====== RAW DATA ======

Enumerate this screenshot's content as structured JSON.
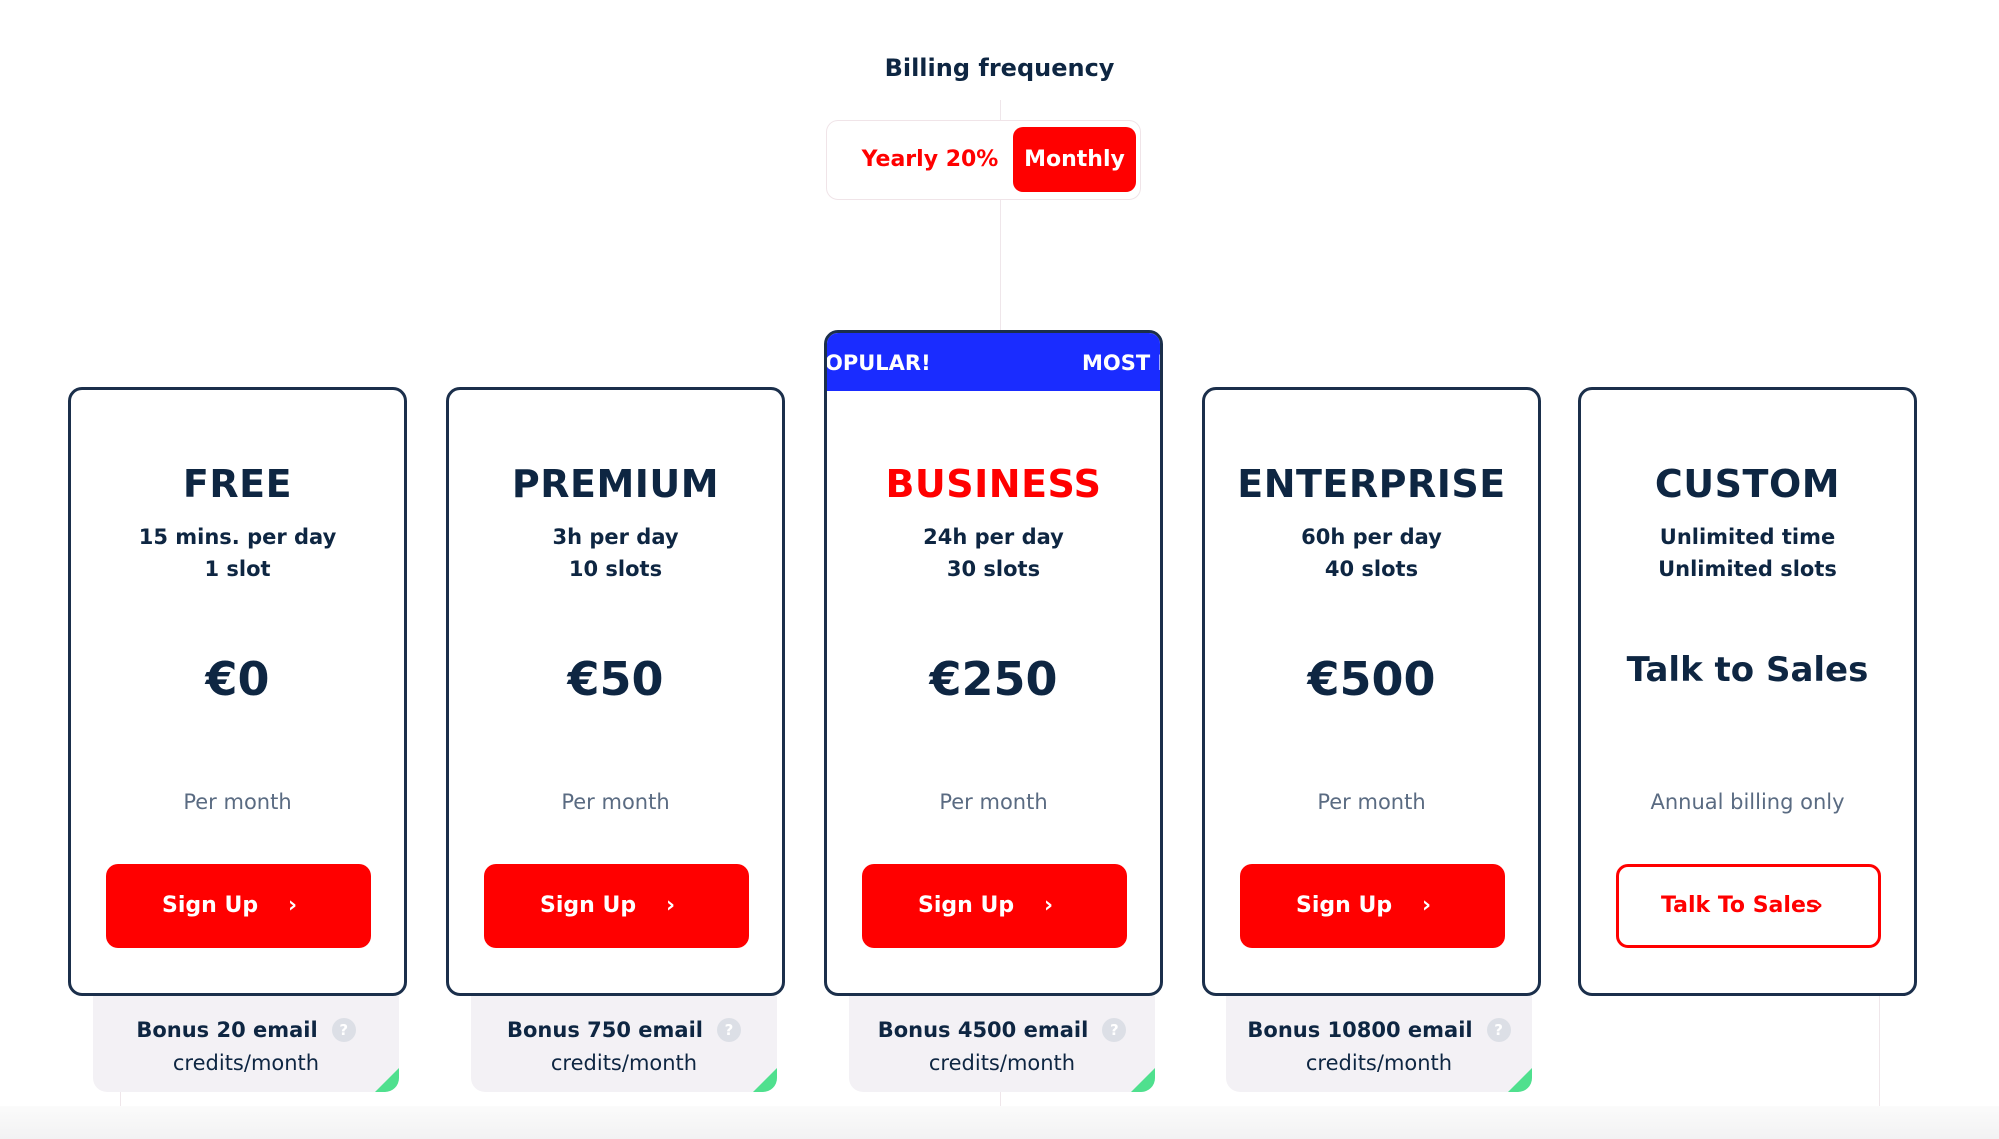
{
  "billing": {
    "title": "Billing frequency",
    "options": [
      {
        "label": "Yearly 20%",
        "selected": false
      },
      {
        "label": "Monthly",
        "selected": true
      }
    ]
  },
  "colors": {
    "accent": "#ff0000",
    "text": "#0e2642",
    "banner": "#1a2cff",
    "bonus_bg": "#f3f1f5",
    "corner": "#4fe08e"
  },
  "plans": [
    {
      "name": "FREE",
      "feature1": "15 mins. per day",
      "feature2": "1 slot",
      "price": "€0",
      "period": "Per month",
      "cta": "Sign Up",
      "cta_icon": "chevron-right-icon",
      "bonus_line1": "Bonus 20 email",
      "bonus_line2": "credits/month"
    },
    {
      "name": "PREMIUM",
      "feature1": "3h per day",
      "feature2": "10 slots",
      "price": "€50",
      "period": "Per month",
      "cta": "Sign Up",
      "cta_icon": "chevron-right-icon",
      "bonus_line1": "Bonus 750 email",
      "bonus_line2": "credits/month"
    },
    {
      "name": "BUSINESS",
      "badge": "MOST POPULAR!",
      "badge_visible_left": "OPULAR!",
      "badge_visible_right": "MOST P",
      "feature1": "24h per day",
      "feature2": "30 slots",
      "price": "€250",
      "period": "Per month",
      "cta": "Sign Up",
      "cta_icon": "chevron-right-icon",
      "bonus_line1": "Bonus 4500 email",
      "bonus_line2": "credits/month"
    },
    {
      "name": "ENTERPRISE",
      "feature1": "60h per day",
      "feature2": "40 slots",
      "price": "€500",
      "period": "Per month",
      "cta": "Sign Up",
      "cta_icon": "chevron-right-icon",
      "bonus_line1": "Bonus 10800 email",
      "bonus_line2": "credits/month"
    },
    {
      "name": "CUSTOM",
      "feature1": "Unlimited time",
      "feature2": "Unlimited slots",
      "price": "Talk to Sales",
      "period": "Annual billing only",
      "cta": "Talk To Sales",
      "cta_icon": "chevron-right-icon"
    }
  ],
  "icons": {
    "chevron": "›",
    "help": "?"
  }
}
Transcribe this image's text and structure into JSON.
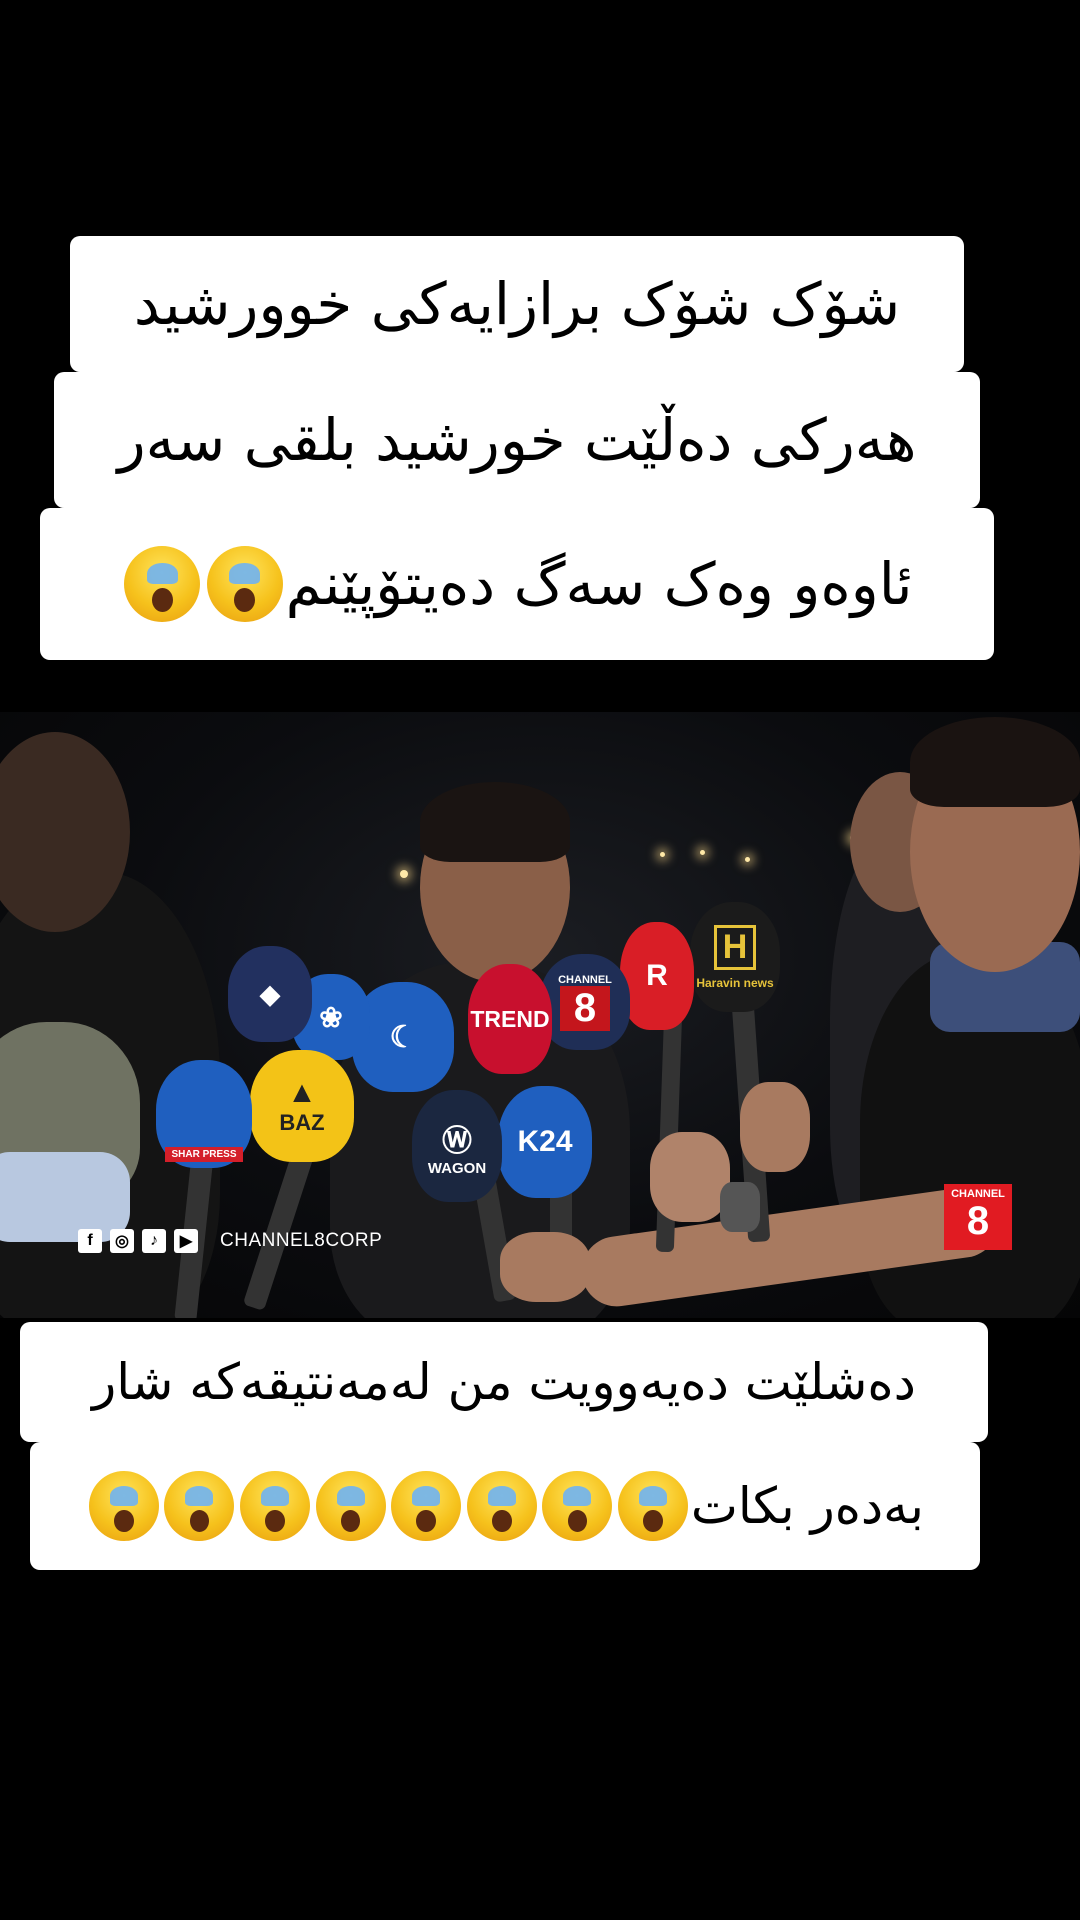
{
  "caption_top": {
    "lines": [
      "شۆک شۆک برازایەکی خوورشید",
      "هەرکی دەڵێت خورشید بلقی سەر",
      "ئاوەو وەک سەگ دەیتۆپێنم"
    ],
    "line3_emoji_count": 2,
    "emoji": "face-screaming-in-fear-icon"
  },
  "caption_bottom": {
    "lines": [
      "دەشلێت دەیەوویت من لەمەنتیقەکە شار",
      "بەدەر بکات"
    ],
    "line2_emoji_count": 8,
    "emoji": "face-screaming-in-fear-icon"
  },
  "video": {
    "watermark_handle": "CHANNEL8CORP",
    "social_icons": [
      "facebook-icon",
      "instagram-icon",
      "tiktok-icon",
      "youtube-icon"
    ],
    "corner_logo": {
      "top_text": "CHANNEL",
      "number": "8",
      "color": "#e11b22"
    },
    "microphones": [
      {
        "name": "channel-8",
        "top": "CHANNEL",
        "label": "8",
        "color": "#c4161c"
      },
      {
        "name": "trend",
        "label": "TREND",
        "color": "#c8102e"
      },
      {
        "name": "k24",
        "label": "K24",
        "color": "#1f5fbf"
      },
      {
        "name": "wagon",
        "label": "WAGON",
        "color": "#1b2740"
      },
      {
        "name": "baz",
        "label": "BAZ",
        "color": "#f3c317"
      },
      {
        "name": "shar-press",
        "label": "SHAR PRESS",
        "color": "#d41f2a"
      },
      {
        "name": "rudaw",
        "label": "R",
        "color": "#d91e26"
      },
      {
        "name": "haravin-news",
        "label": "Haravin news",
        "color": "#1b1b1b"
      }
    ]
  }
}
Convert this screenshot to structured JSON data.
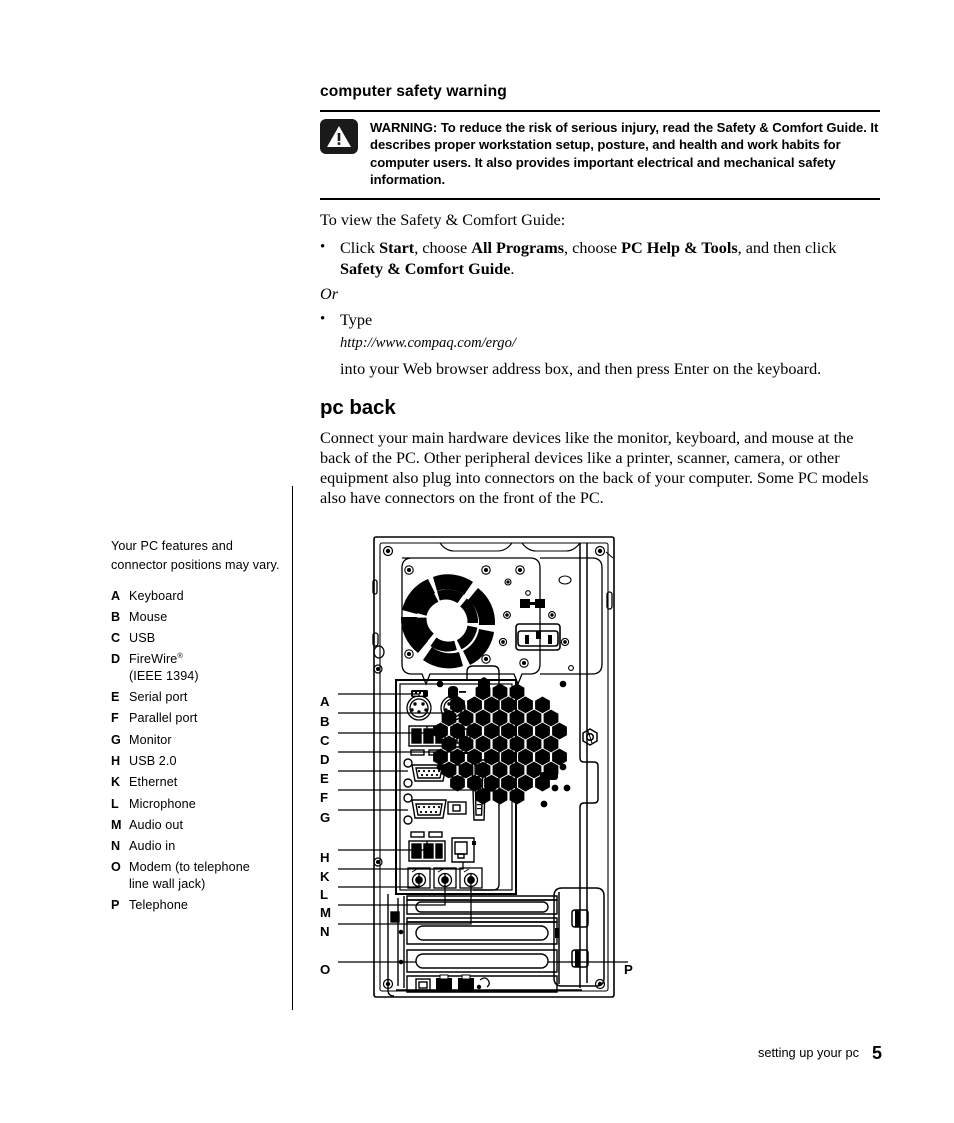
{
  "document": {
    "footer_text": "setting up your pc",
    "page_number": "5"
  },
  "safety_section": {
    "heading": "computer safety warning",
    "warning_icon": "warning-triangle-icon",
    "warning_text": "WARNING: To reduce the risk of serious injury, read the Safety & Comfort Guide. It describes proper workstation setup, posture, and health and work habits for computer users. It also provides important electrical and mechanical safety information.",
    "intro": "To view the Safety & Comfort Guide:",
    "bullet1": {
      "marker": "•",
      "part1": "Click ",
      "bold1": "Start",
      "part2": ", choose ",
      "bold2": "All Programs",
      "part3": ", choose ",
      "bold3": "PC Help & Tools",
      "part4": ", and then click ",
      "bold4": "Safety & Comfort Guide",
      "part5": "."
    },
    "or_label": "Or",
    "bullet2": {
      "marker": "•",
      "text": "Type",
      "url": "http://www.compaq.com/ergo/",
      "after": "into your Web browser address box, and then press Enter on the keyboard."
    }
  },
  "pc_back_section": {
    "heading": "pc back",
    "paragraph": "Connect your main hardware devices like the monitor, keyboard, and mouse at the back of the PC. Other peripheral devices like a printer, scanner, camera, or other equipment also plug into connectors on the back of your computer. Some PC models also have connectors on the front of the PC."
  },
  "sidebar": {
    "note": "Your PC features and connector positions may vary.",
    "legend": [
      {
        "letter": "A",
        "label": "Keyboard",
        "sup": ""
      },
      {
        "letter": "B",
        "label": "Mouse",
        "sup": ""
      },
      {
        "letter": "C",
        "label": "USB",
        "sup": ""
      },
      {
        "letter": "D",
        "label": "FireWire",
        "sup": "®",
        "label2": "(IEEE 1394)"
      },
      {
        "letter": "E",
        "label": "Serial port",
        "sup": ""
      },
      {
        "letter": "F",
        "label": "Parallel port",
        "sup": ""
      },
      {
        "letter": "G",
        "label": "Monitor",
        "sup": ""
      },
      {
        "letter": "H",
        "label": "USB 2.0",
        "sup": ""
      },
      {
        "letter": "K",
        "label": "Ethernet",
        "sup": ""
      },
      {
        "letter": "L",
        "label": "Microphone",
        "sup": ""
      },
      {
        "letter": "M",
        "label": "Audio out",
        "sup": ""
      },
      {
        "letter": "N",
        "label": "Audio in",
        "sup": ""
      },
      {
        "letter": "O",
        "label": "Modem (to telephone",
        "sup": "",
        "label2": "line wall jack)"
      },
      {
        "letter": "P",
        "label": "Telephone",
        "sup": ""
      }
    ]
  },
  "diagram": {
    "name": "pc-back-panel-illustration",
    "callouts": [
      {
        "letter": "A",
        "target": "ps2-keyboard-port"
      },
      {
        "letter": "B",
        "target": "ps2-mouse-port"
      },
      {
        "letter": "C",
        "target": "usb-ports"
      },
      {
        "letter": "D",
        "target": "firewire-port"
      },
      {
        "letter": "E",
        "target": "serial-port"
      },
      {
        "letter": "F",
        "target": "parallel-port"
      },
      {
        "letter": "G",
        "target": "monitor-vga-port"
      },
      {
        "letter": "H",
        "target": "usb2-ports"
      },
      {
        "letter": "K",
        "target": "ethernet-port"
      },
      {
        "letter": "L",
        "target": "microphone-jack"
      },
      {
        "letter": "M",
        "target": "audio-out-jack"
      },
      {
        "letter": "N",
        "target": "audio-in-jack"
      },
      {
        "letter": "O",
        "target": "modem-jack"
      },
      {
        "letter": "P",
        "target": "telephone-jack"
      }
    ]
  },
  "colors": {
    "ink": "#000000",
    "paper": "#ffffff",
    "icon_fill": "#1a1a1a"
  }
}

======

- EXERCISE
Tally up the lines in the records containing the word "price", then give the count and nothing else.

- RESPONSE BELOW
5